Watching the house come out of the ground has been fascinating. We spent almost three years in the design process before breaking ground. This translates into many hours spent looking at one-dimensional pieces of paper and talking through details, with an aspiration of one day–some day–seeing an actual house emerge.

We even built our own house model using foam core, glue and balsa wood.

A Christmas break project from two years ago. Note the rookie move of gluing the "beams" on the wrong side of one section of the roof.

L & K helped by making a clay weimaraner and furniture.

I’ve heard some people compare the design and building process with giving birth. Part of me has thought that this is a hokey idea. I’m not so sure anymore though.

We’ve invested so much time on not just the big concepts of the house, but in smaller details like understanding how the roof connects to the retaining wall or how two pieces of wood on our kitchen cabinets will meet. Seeing these details become real three-dimensional objects and structures has been far more exciting and satisfying than I could have imagined. And I went in with pretty high expectations.

Here’s an example: the brackets that carry the posts that will attach to the roof.

Early in the design phase we talked about these in very general ways. They’re in a really visible part of the house/courtyard, so we wanted to do something special, but early on they were pretty non-descript drawings. Why? Well there were bigger things to work on, plus my guess is Matt hadn’t yet figured out how much load they would need to carry. On top of this, “special” can mean elegant and minimal, or it can mean something massive and articulated.

The idea behind the brackets began to evolve. I even sketched some ideas based on what we talked about to give to Matt, which could very well be included in a book titled “Bad Client Drawings.”

In any case, the general idea for the brackets began to evolve. You can see this below in the wire frame schematic.

As Matt worked with Paul, our structural engineer, the brackets were put on steroids and the design emerged more and more.

A detailed set of drawings were developed next (in fact many sets of drawings). Matt then worked with metalworker Sean Smith to come up with a plan to build them.

Finally, yesterday Sean sent me a text message with the picture below.

So yes, in a way we did give birth to this thing. From general design discussions, to sketches on a blank sheet of paper, to architectural drawings on a computer, to Sean in his shop with a welding mask, torch and hundreds of pounds of steel, a team of people made this happen.

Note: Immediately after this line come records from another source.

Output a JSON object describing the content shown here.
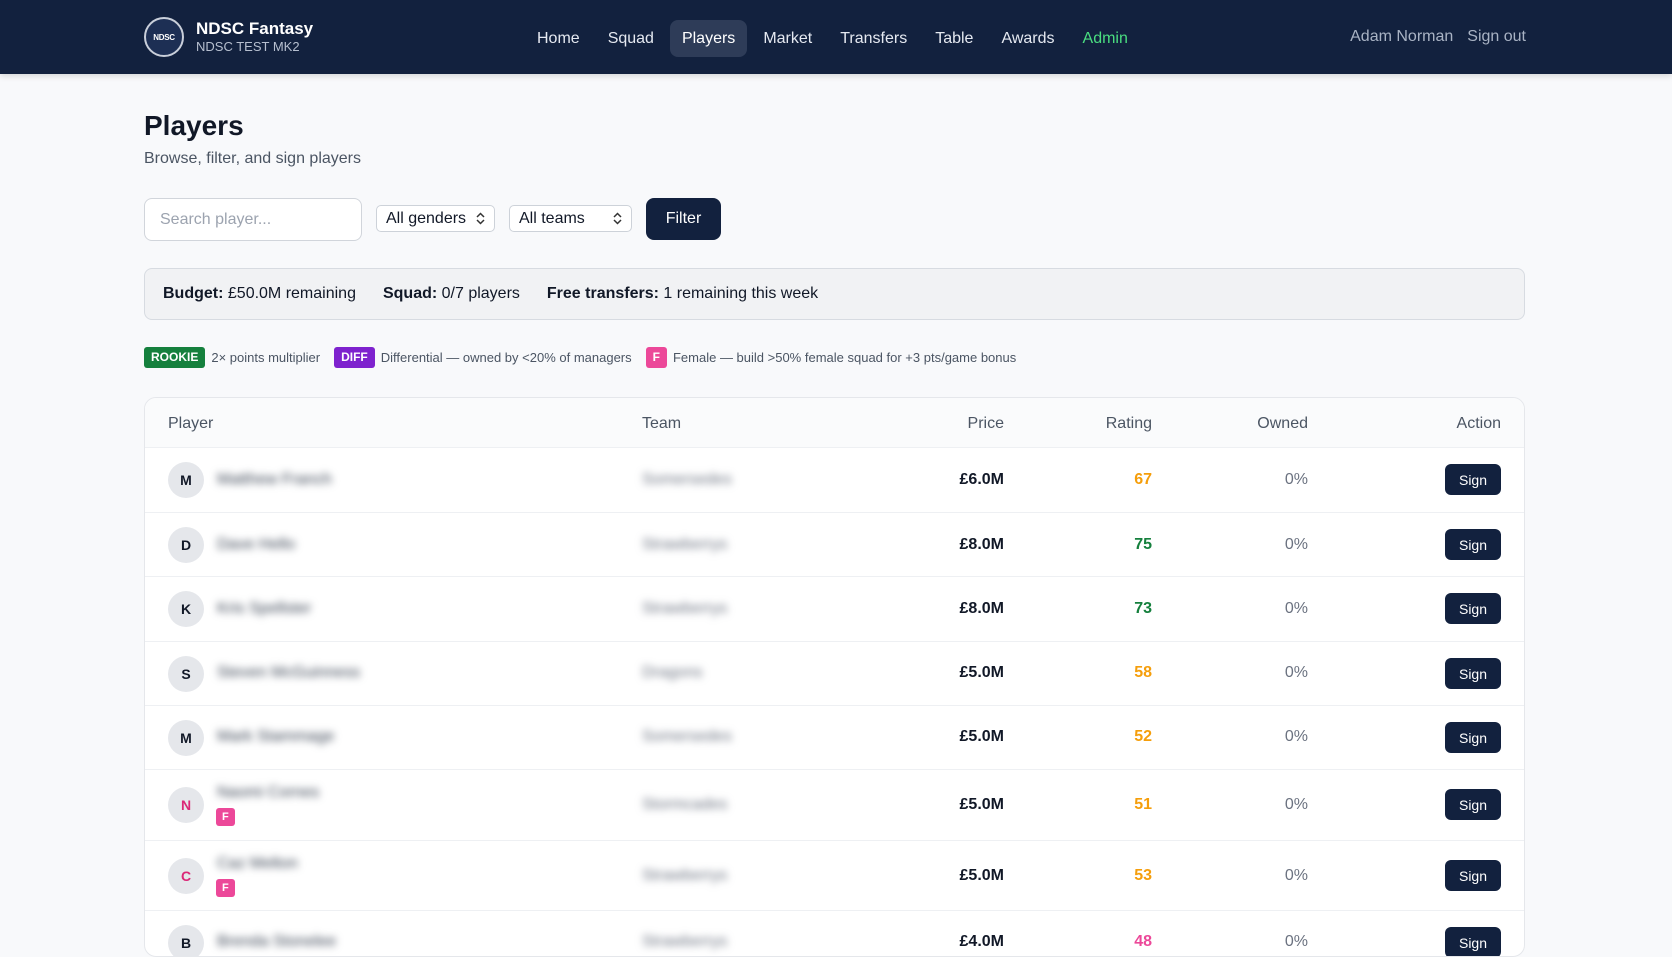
{
  "nav": {
    "brand_logo_text": "NDSC",
    "brand_title": "NDSC Fantasy",
    "brand_subtitle": "NDSC TEST MK2",
    "items": [
      {
        "label": "Home"
      },
      {
        "label": "Squad"
      },
      {
        "label": "Players",
        "active": true
      },
      {
        "label": "Market"
      },
      {
        "label": "Transfers"
      },
      {
        "label": "Table"
      },
      {
        "label": "Awards"
      },
      {
        "label": "Admin",
        "color": "#4ade80"
      }
    ],
    "user_name": "Adam Norman",
    "sign_out": "Sign out"
  },
  "page": {
    "title": "Players",
    "subtitle": "Browse, filter, and sign players"
  },
  "filters": {
    "search_placeholder": "Search player...",
    "gender_value": "All genders",
    "team_value": "All teams",
    "filter_button": "Filter"
  },
  "budget": {
    "budget_label": "Budget:",
    "budget_value": "£50.0M remaining",
    "squad_label": "Squad:",
    "squad_value": "0/7 players",
    "transfers_label": "Free transfers:",
    "transfers_value": "1 remaining this week"
  },
  "legend": {
    "rookie_badge": "ROOKIE",
    "rookie_text": "2× points multiplier",
    "diff_badge": "DIFF",
    "diff_text": "Differential — owned by <20% of managers",
    "female_badge": "F",
    "female_text": "Female — build >50% female squad for +3 pts/game bonus"
  },
  "table": {
    "headers": {
      "player": "Player",
      "team": "Team",
      "price": "Price",
      "rating": "Rating",
      "owned": "Owned",
      "action": "Action"
    },
    "female_badge": "F",
    "sign_label": "Sign",
    "rows": [
      {
        "initial": "M",
        "name": "Matthew Franch",
        "team": "Somersedes",
        "price": "£6.0M",
        "rating": "67",
        "rating_color": "#f59e0b",
        "owned": "0%",
        "female": false
      },
      {
        "initial": "D",
        "name": "Dave Hello",
        "team": "Strawberrys",
        "price": "£8.0M",
        "rating": "75",
        "rating_color": "#15803d",
        "owned": "0%",
        "female": false
      },
      {
        "initial": "K",
        "name": "Kris Spellster",
        "team": "Strawberrys",
        "price": "£8.0M",
        "rating": "73",
        "rating_color": "#15803d",
        "owned": "0%",
        "female": false
      },
      {
        "initial": "S",
        "name": "Steven McGuinness",
        "team": "Dragons",
        "price": "£5.0M",
        "rating": "58",
        "rating_color": "#f59e0b",
        "owned": "0%",
        "female": false
      },
      {
        "initial": "M",
        "name": "Mark Stammage",
        "team": "Somersedes",
        "price": "£5.0M",
        "rating": "52",
        "rating_color": "#f59e0b",
        "owned": "0%",
        "female": false
      },
      {
        "initial": "N",
        "name": "Naomi Cornes",
        "team": "Stormcades",
        "price": "£5.0M",
        "rating": "51",
        "rating_color": "#f59e0b",
        "owned": "0%",
        "female": true
      },
      {
        "initial": "C",
        "name": "Caz Melton",
        "team": "Strawberrys",
        "price": "£5.0M",
        "rating": "53",
        "rating_color": "#f59e0b",
        "owned": "0%",
        "female": true
      },
      {
        "initial": "B",
        "name": "Brenda Stonelee",
        "team": "Strawberrys",
        "price": "£4.0M",
        "rating": "48",
        "rating_color": "#ec4899",
        "owned": "0%",
        "female": false
      }
    ]
  }
}
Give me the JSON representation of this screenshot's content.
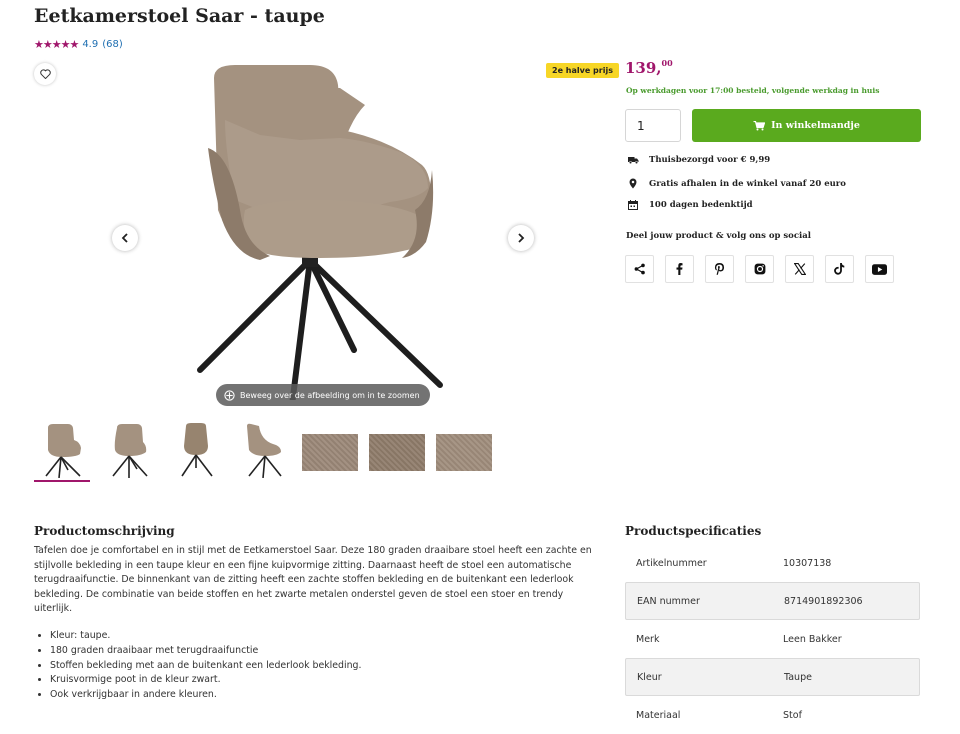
{
  "product": {
    "title": "Eetkamerstoel Saar - taupe",
    "rating": {
      "stars": "★★★★★",
      "score": "4.9",
      "count": "(68)"
    }
  },
  "gallery": {
    "zoom_hint": "Beweeg over de afbeelding om in te zoomen",
    "thumbnail_count": 7,
    "active_thumbnail": 1
  },
  "offer": {
    "badge": "2e halve prijs",
    "price_main": "139,",
    "price_cents": "00",
    "delivery_note": "Op werkdagen voor 17:00 besteld, volgende werkdag in huis",
    "quantity": "1",
    "cart_label": "In winkelmandje"
  },
  "usps": [
    {
      "icon": "truck-icon",
      "text": "Thuisbezorgd voor € 9,99"
    },
    {
      "icon": "location-pin-icon",
      "text": "Gratis afhalen in de winkel vanaf 20 euro"
    },
    {
      "icon": "calendar-icon",
      "text": "100 dagen bedenktijd"
    }
  ],
  "share": {
    "title": "Deel jouw product & volg ons op social",
    "icons": [
      "share-icon",
      "facebook-icon",
      "pinterest-icon",
      "instagram-icon",
      "x-icon",
      "tiktok-icon",
      "youtube-icon"
    ]
  },
  "description": {
    "heading": "Productomschrijving",
    "text": "Tafelen doe je comfortabel en in stijl met de Eetkamerstoel Saar. Deze 180 graden draaibare stoel heeft een zachte en stijlvolle bekleding in een taupe kleur en een fijne kuipvormige zitting. Daarnaast heeft de stoel een automatische terugdraaifunctie. De binnenkant van de zitting heeft een zachte stoffen bekleding en de buitenkant een lederlook bekleding. De combinatie van beide stoffen en het zwarte metalen onderstel geven de stoel een stoer en trendy uiterlijk.",
    "bullets": [
      "Kleur: taupe.",
      "180 graden draaibaar met terugdraaifunctie",
      "Stoffen bekleding met aan de buitenkant een lederlook bekleding.",
      "Kruisvormige poot in de kleur zwart.",
      "Ook verkrijgbaar in andere kleuren."
    ]
  },
  "specs": {
    "heading": "Productspecificaties",
    "rows": [
      {
        "label": "Artikelnummer",
        "value": "10307138"
      },
      {
        "label": "EAN nummer",
        "value": "8714901892306"
      },
      {
        "label": "Merk",
        "value": "Leen Bakker"
      },
      {
        "label": "Kleur",
        "value": "Taupe"
      },
      {
        "label": "Materiaal",
        "value": "Stof"
      }
    ]
  },
  "colors": {
    "brand": "#a0166b",
    "green": "#5aaa1e",
    "badge": "#f7d626",
    "chair": "#a49280"
  }
}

Pretty amazing. We’re open to suggestions about what to name our new baby.